Last week, the Biden administration announced a sweeping initiative to enact billions of dollars in automatic student loan cancellation for over half a million borrowers. The Education Department characterized the student loan forgiveness initiative as one of its largest in history.
But while hundreds of thousands of borrowers will see their student debt balances wiped out automatically, the program that underlies the administration’s newest student loan cancellation is open to anyone. Here are the details.
Student Loan Forgiveness for Borrowers Defrauded By Corinthian Colleges
The Biden administration’s announcement last week centered on a federal student loan cancellation program called Borrower Defense to Repayment. That program allows federal student loan borrowers to request loan forgiveness if they were defrauded or misled by their school via misrepresentations about critical elements of their degree program such as admissions, credit transferability, or career prospects.
Through Borrower Defense to Repayment, the Education Department will be cancelling nearly $6 billion in federal student loans for 560,000 former students of Corinthian Colleges. Corinthian was a notorious national chain of for-profit colleges that collapsed in 2015 under the weight of numerous federal and state investigations into its activities.
Lawsuits brought against the schools, including an early lawsuit brought by Kamala Harris when she served as California Attorney General, alleged that Corinthian intentionally misrepresented job placement rates and engaged in false advertising. The federal government later found that Corinthian had misrepresented students’ ability to transfer credits to other institutions.
When Corinthian collapsed in 2015, former students were left with mountains of debt and useless degrees (or no degrees at all, in some cases). Dozens of these students organized a debt strike in 2015 to pressure the federal government to forgive their student debts, and their efforts eventually led to the establishment of a formal Borrower Defense application procedure.
But the Borrower Defense program has been mired in political, bureaucratic, and legal problems since. The regulations governing the program have been rewritten several times. And tens of thousands of applications remain unprocessed.
The new initiative by the Biden administration will cancel the federal student loan debt of all former Corinthian students through Borrower Defense to Repayment. And while the Borrower Defense program typically requires a formal application to request relief, the administration will be enacting the Corinthian student loan cancellation automatically, even for borrowers who never submitted a Borrower Defense application.
Borrowers Can Still Apply for Student Loan Cancellation Through Borrower Defense to Repayment
While student loan borrowers who did not attend Corinthian schools are not covered by last week’s announcement, it doesn’t mean you cannot get student loan forgiveness through Borrower Defense to Repayment. You just need to submit a formal application.

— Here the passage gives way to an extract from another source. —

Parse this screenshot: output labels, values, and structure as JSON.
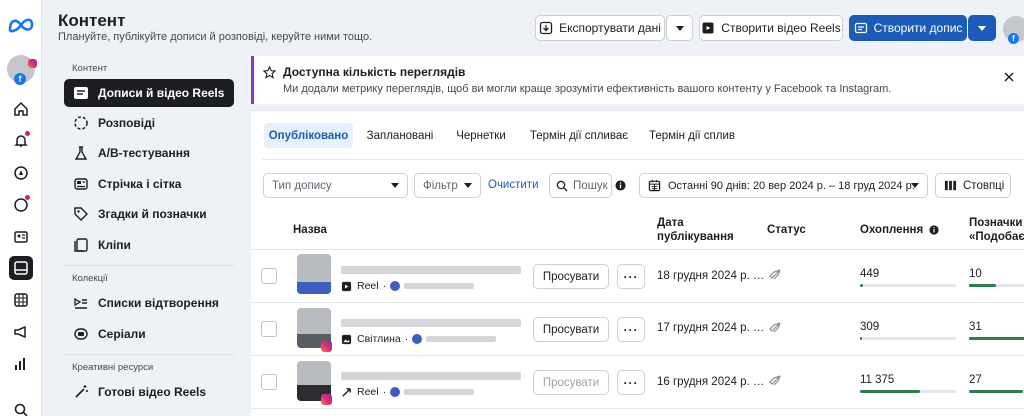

“Under the Borrower Defense to Repayment [program], certain conduct by a school you attended might make you eligible to receive a discharge of some or all of your federal student loans,” says the Department of Education in instructions accompanying the Borrower Defense application. “The most common types of conduct that might make a borrower eligible for loan relief through Borrower Defense to Repayment discharge are misrepresentations of the truth made by the school or its representatives during their efforts to recruit you to enroll at the school or to continue your enrollment at the school. These misrepresentations typically take the form of untruthful representations of the school’s selectivity in admitting students, its rankings as compared to other schools, the job placement and earnings outcomes of its prior graduates, or the likelihood that its credits will be accepted by another school or that it will accept credits from other schools.”
The Borrower Defense to Repayment application is long, and asks many questions about the borrower’s experience at the school in question and examples of the school’s alleged misconduct. It is important to be very specific and detailed, and to include supporting documentation and evidence wherever possible.
“Borrowers should carefully complete the application form and provide as much accurate and detailed information as possible,” says the National Consumer Law Center on its blog about Borrower Defense to Repayment. “If borrowers are familiar with any lawsuits that were filed against their school, they should mention it on their application form. Although not required, the application form encourages borrowers to submit additional documentation or other evidence such as transcripts, enrollment agreements, and/or school promotional materials.”
Borrowers can also view a detailed guide created by the New York Legal Assistance Group (NYLAG) designed to help people navigate the Borrower Defense application process.